New England abounds with old factories that hark back to the earliest days of the American Industrial Revolution. Massive brick-and-wood structures that once lined the banks of New England rivers have long since fallen silent, many transformed into condominiums and office space.
But some of these old factories are too far gone for that kind of restoration. Instead, they’re being reclaimed for their beautiful, durable lumber. They are filled with enormous weight-bearing beams hewn from old growth timber and gorgeous wide plank flooring exhibiting the unique wear and coloration that can only come from decades of contact with feet and machinery.
One of the most prized woods found in old factories is long-leaf pine, cut and hauled north from southern forests after the Civil War. Some experts say the Industrial Revolution was built on long-leaf pine which, before steel became available, was considered the most durable building material around. In fact, long leaf pine was used extensively in New York City during the building boom in the late 1800’s – it was even used in the foundation of the Brooklyn Bridge.
Old lumber such as wide plank flooring – including long-leaf pine and other species such as hickory, ash, cherry, walnut, maple, and oak — is sought after for all the reasons we just mentioned.

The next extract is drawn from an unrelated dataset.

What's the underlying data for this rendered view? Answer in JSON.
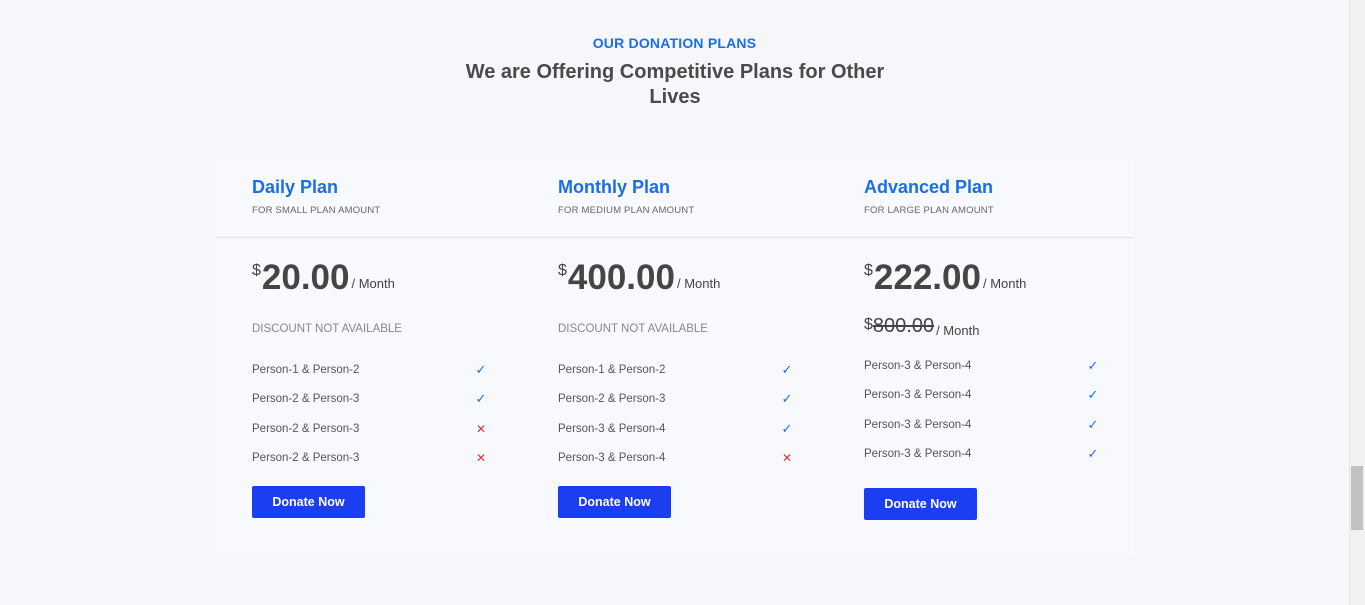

At Bingham Lumber, we spend a lot of time and effort searching for high quality, reclaimed factory lumber, which is usually dense and still full of the valuable resin that helps protect it from rot and insects.
What we find especially attractive about reclaimed wide plank flooring is its random widths. While we love the unique and interesting look the random widths provide to a new floor, we also love that it produces less waste from reprocessing, enabling us to offer our clients a better pricing structure.
Our reclaimed wide plank flooring is fully sourced from reclaimed structures such as old factories and other industrial buildings and can be Forest Stewardship Council-certified upon request.